No thanks, Microsoft! Here are steps to remove it.

  1. Right-click on the Microsoft Edge icon on the taskbar, then right-click the Microsoft Edge icon in the pop-up menu and click Properties.

  2. From the Microsoft Edge Properties dialog, click Open File Location.

  3. Right-click the msedge Application and then click Rename.

  4. Change the name of the executable file to something other than "msedge.exe". In this example, I rename it to msedgeNOPE.

That's it! Now the next time Windows tries to open Edge after a reboot it will fail because it won't find the filename it expects.


  • You will likely need to repeat these steps anytime Microsoft releases updates to Edge.

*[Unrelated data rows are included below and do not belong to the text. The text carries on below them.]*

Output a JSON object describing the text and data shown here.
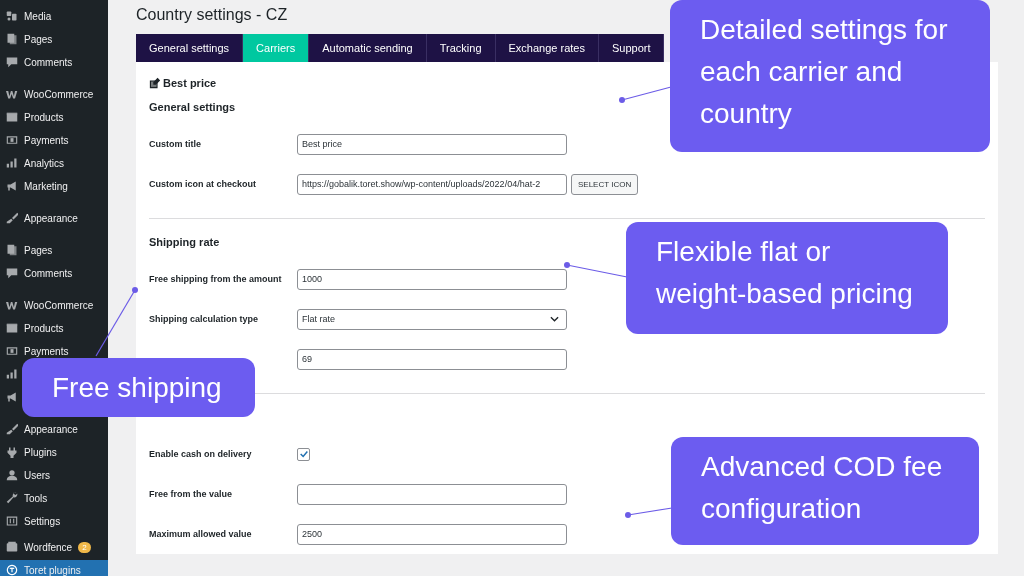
{
  "sidebar": {
    "groups": [
      [
        {
          "label": "Media",
          "selected": false
        },
        {
          "label": "Pages",
          "selected": false
        },
        {
          "label": "Comments",
          "selected": false
        }
      ],
      [
        {
          "label": "WooCommerce",
          "selected": false
        },
        {
          "label": "Products",
          "selected": false
        },
        {
          "label": "Payments",
          "selected": false
        },
        {
          "label": "Analytics",
          "selected": false
        },
        {
          "label": "Marketing",
          "selected": false
        }
      ],
      [
        {
          "label": "Appearance",
          "selected": false
        }
      ],
      [
        {
          "label": "Pages",
          "selected": false
        },
        {
          "label": "Comments",
          "selected": false
        }
      ],
      [
        {
          "label": "WooCommerce",
          "selected": false
        },
        {
          "label": "Products",
          "selected": false
        },
        {
          "label": "Payments",
          "selected": false
        },
        {
          "selected": false
        },
        {
          "selected": false
        }
      ],
      [
        {
          "label": "Appearance",
          "selected": false
        },
        {
          "label": "Plugins",
          "selected": false
        },
        {
          "label": "Users",
          "selected": false
        },
        {
          "label": "Tools",
          "selected": false
        },
        {
          "label": "Settings",
          "selected": false
        }
      ],
      [
        {
          "label": "Wordfence",
          "badge": "2",
          "selected": false
        },
        {
          "label": "Toret plugins",
          "selected": true
        }
      ]
    ]
  },
  "page": {
    "title": "Country settings - CZ"
  },
  "tabs": [
    {
      "label": "General settings",
      "selected": false
    },
    {
      "label": "Carriers",
      "selected": true
    },
    {
      "label": "Automatic sending",
      "selected": false
    },
    {
      "label": "Tracking",
      "selected": false
    },
    {
      "label": "Exchange rates",
      "selected": false
    },
    {
      "label": "Support",
      "selected": false
    }
  ],
  "carrier": {
    "name": "Best price"
  },
  "sections": [
    {
      "title": "General settings",
      "fields": [
        {
          "kind": "text",
          "label": "Custom title",
          "value": "Best price"
        },
        {
          "kind": "text",
          "label": "Custom icon at checkout",
          "value": "https://gobalik.toret.show/wp-content/uploads/2022/04/hat-2",
          "button": "SELECT ICON"
        }
      ]
    },
    {
      "title": "Shipping rate",
      "fields": [
        {
          "kind": "text",
          "label": "Free shipping from the amount",
          "value": "1000"
        },
        {
          "kind": "select",
          "label": "Shipping calculation type",
          "value": "Flat rate"
        },
        {
          "kind": "text",
          "value": "69"
        }
      ]
    },
    {
      "fields": [
        {
          "kind": "checkbox",
          "label": "Enable cash on delivery",
          "checked": true
        },
        {
          "kind": "text",
          "label": "Free from the value"
        },
        {
          "kind": "text",
          "label": "Maximum allowed value",
          "value": "2500"
        }
      ]
    }
  ],
  "callouts": [
    {
      "text": "Detailed settings for each carrier and country"
    },
    {
      "text": "Flexible flat or weight-based pricing"
    },
    {
      "text": "Free shipping"
    },
    {
      "text": "Advanced COD fee configuration"
    }
  ]
}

  • This is a quick and dirty way to disable Edge. A more elegant way might be to restrict Windows using file permissions to prevent Windows from accessing let alone executing the file, but Microsoft might as part of its update process reapply default access permissions just in case, so beware. 

  • You might also be able to restrict Edge from opening by creating a manual entry in whatever anti-malware software you use to prevent it from executing altogether.

Microsoft tried to monopolize the web browser business through Internet Explorer in the past, and now apparently they're feeling cavalier enough to try again, touting that it's Chromium-powered to make like they're playing nice and engaging with the open source community. 

While commendable on the surface, I really dislike people let alone apps that insist upon getting in my face and being irritating as Microsoft Edge does.